(Dataset rows describing interfaces)
■ ■ ■

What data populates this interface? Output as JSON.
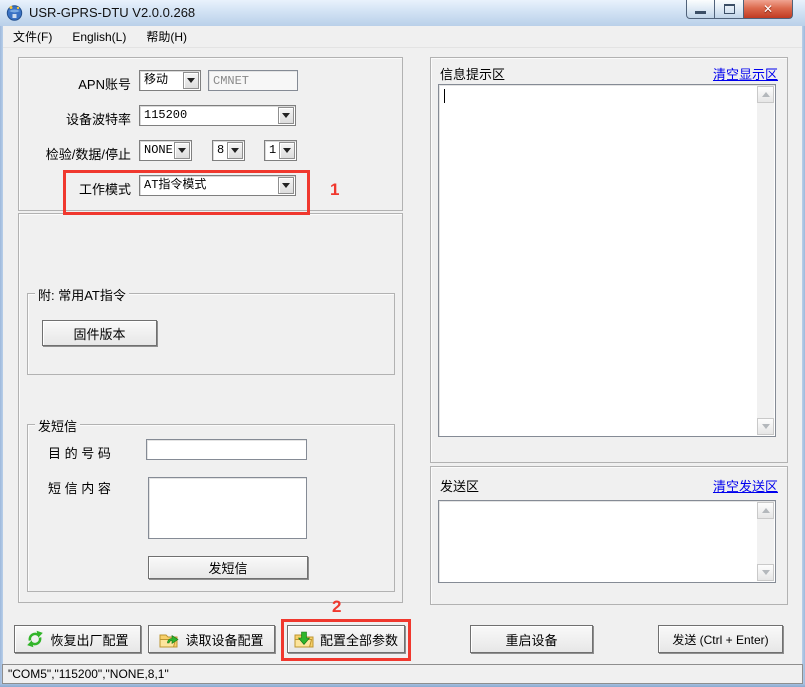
{
  "window": {
    "title": "USR-GPRS-DTU V2.0.0.268",
    "close_glyph": "✕"
  },
  "menu": {
    "items": [
      {
        "label": "文件(F)"
      },
      {
        "label": "English(L)"
      },
      {
        "label": "帮助(H)"
      }
    ]
  },
  "settings": {
    "apn": {
      "label": "APN账号",
      "selected": "移动",
      "value": "CMNET"
    },
    "baud": {
      "label": "设备波特率",
      "selected": "115200"
    },
    "serial": {
      "label": "检验/数据/停止",
      "parity": "NONE",
      "data_bits": "8",
      "stop_bits": "1"
    },
    "work_mode": {
      "label": "工作模式",
      "selected": "AT指令模式",
      "annotation": "1"
    }
  },
  "at_group": {
    "title": "附: 常用AT指令",
    "firmware_button": "固件版本"
  },
  "sms_group": {
    "title": "发短信",
    "dest_label": "目 的 号 码",
    "content_label": "短 信 内 容",
    "send_button": "发短信"
  },
  "info_panel": {
    "title": "信息提示区",
    "clear_link": "清空显示区",
    "content": ""
  },
  "send_panel": {
    "title": "发送区",
    "clear_link": "清空发送区",
    "content": ""
  },
  "actions": {
    "restore_factory": "恢复出厂配置",
    "read_config": "读取设备配置",
    "set_all_params": "配置全部参数",
    "annotation": "2",
    "restart_device": "重启设备",
    "send": "发送 (Ctrl + Enter)"
  },
  "status_bar": {
    "text": "\"COM5\",\"115200\",\"NONE,8,1\""
  },
  "colors": {
    "annotation_red": "#f0382e",
    "link_blue": "#0000ee",
    "titlebar_blue": "#c9dcf2",
    "frame_blue": "#9db9dc",
    "icon_green": "#33b52b",
    "folder_yellow": "#f8d069"
  },
  "icons": {
    "restore": "refresh-arrows-icon",
    "read": "folder-export-icon",
    "configure": "folder-download-icon"
  }
}
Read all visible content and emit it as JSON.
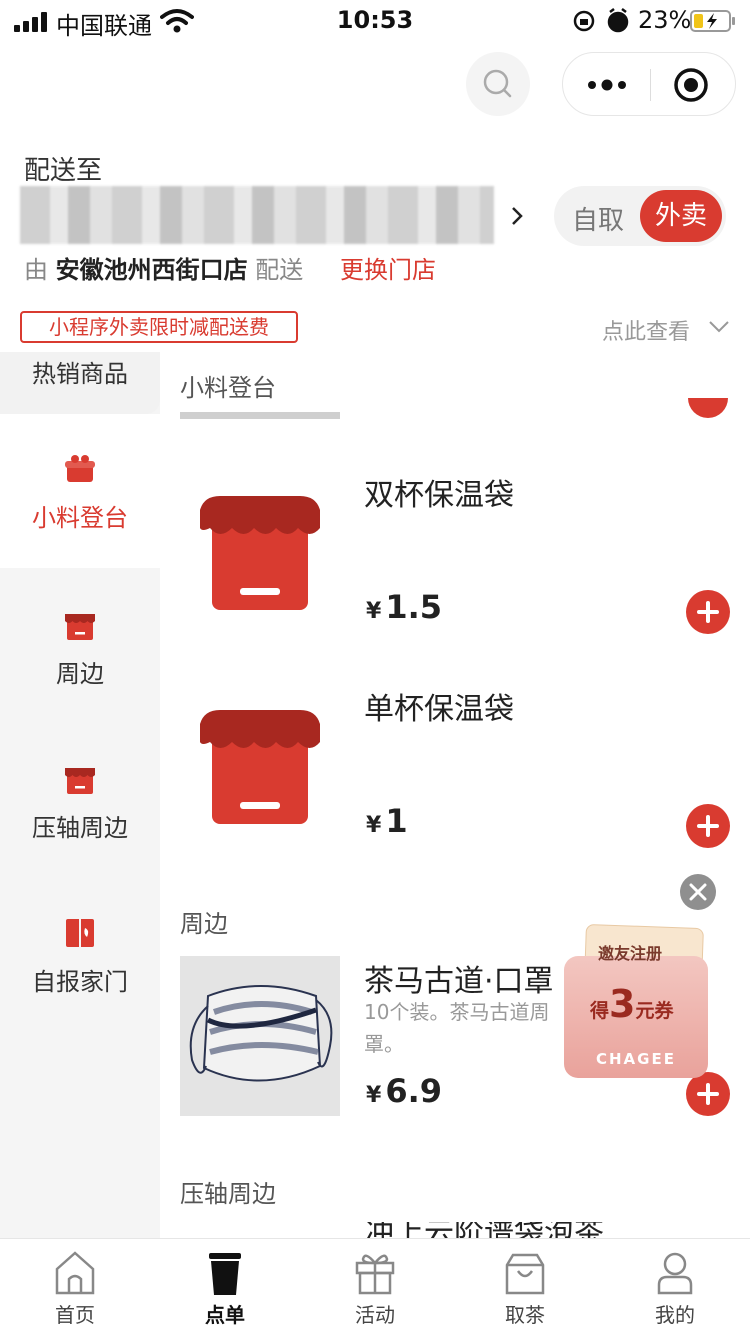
{
  "status_bar": {
    "carrier": "中国联通",
    "time": "10:53",
    "battery": "23%"
  },
  "delivery": {
    "deliver_to_label": "配送至",
    "mode_pickup": "自取",
    "mode_delivery": "外卖",
    "store_prefix": "由",
    "store_name": "安徽池州西街口店",
    "store_suffix": "配送",
    "change_store": "更换门店",
    "promo_tag": "小程序外卖限时减配送费",
    "view_more": "点此查看"
  },
  "sidebar": {
    "items": [
      {
        "label": "热销商品",
        "icon": "hot-icon"
      },
      {
        "label": "小料登台",
        "icon": "gift-box-icon"
      },
      {
        "label": "周边",
        "icon": "shop-box-icon"
      },
      {
        "label": "压轴周边",
        "icon": "shop-box-icon"
      },
      {
        "label": "自报家门",
        "icon": "door-icon"
      }
    ]
  },
  "sections": {
    "xl": "小料登台",
    "zb": "周边",
    "yz": "压轴周边"
  },
  "products": [
    {
      "name": "双杯保温袋",
      "currency": "¥",
      "price": "1.5"
    },
    {
      "name": "单杯保温袋",
      "currency": "¥",
      "price": "1"
    },
    {
      "name": "茶马古道·口罩",
      "currency": "¥",
      "price": "6.9",
      "desc": "10个装。茶马古道周罩。"
    }
  ],
  "next_item_partial": "冲上云阶谱袋泡茶",
  "coupon": {
    "line1": "邀友注册",
    "prefix": "得",
    "amount": "3",
    "suffix": "元券",
    "brand": "CHAGEE"
  },
  "tabbar": {
    "items": [
      {
        "label": "首页",
        "icon": "home-icon"
      },
      {
        "label": "点单",
        "icon": "cup-icon"
      },
      {
        "label": "活动",
        "icon": "gift-icon"
      },
      {
        "label": "取茶",
        "icon": "bag-icon"
      },
      {
        "label": "我的",
        "icon": "user-icon"
      }
    ],
    "active": "点单"
  },
  "colors": {
    "accent": "#d93b30",
    "sidebar_bg": "#f5f5f5"
  }
}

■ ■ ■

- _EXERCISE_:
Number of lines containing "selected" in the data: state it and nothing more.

- _WORKED SOLUTION_:
3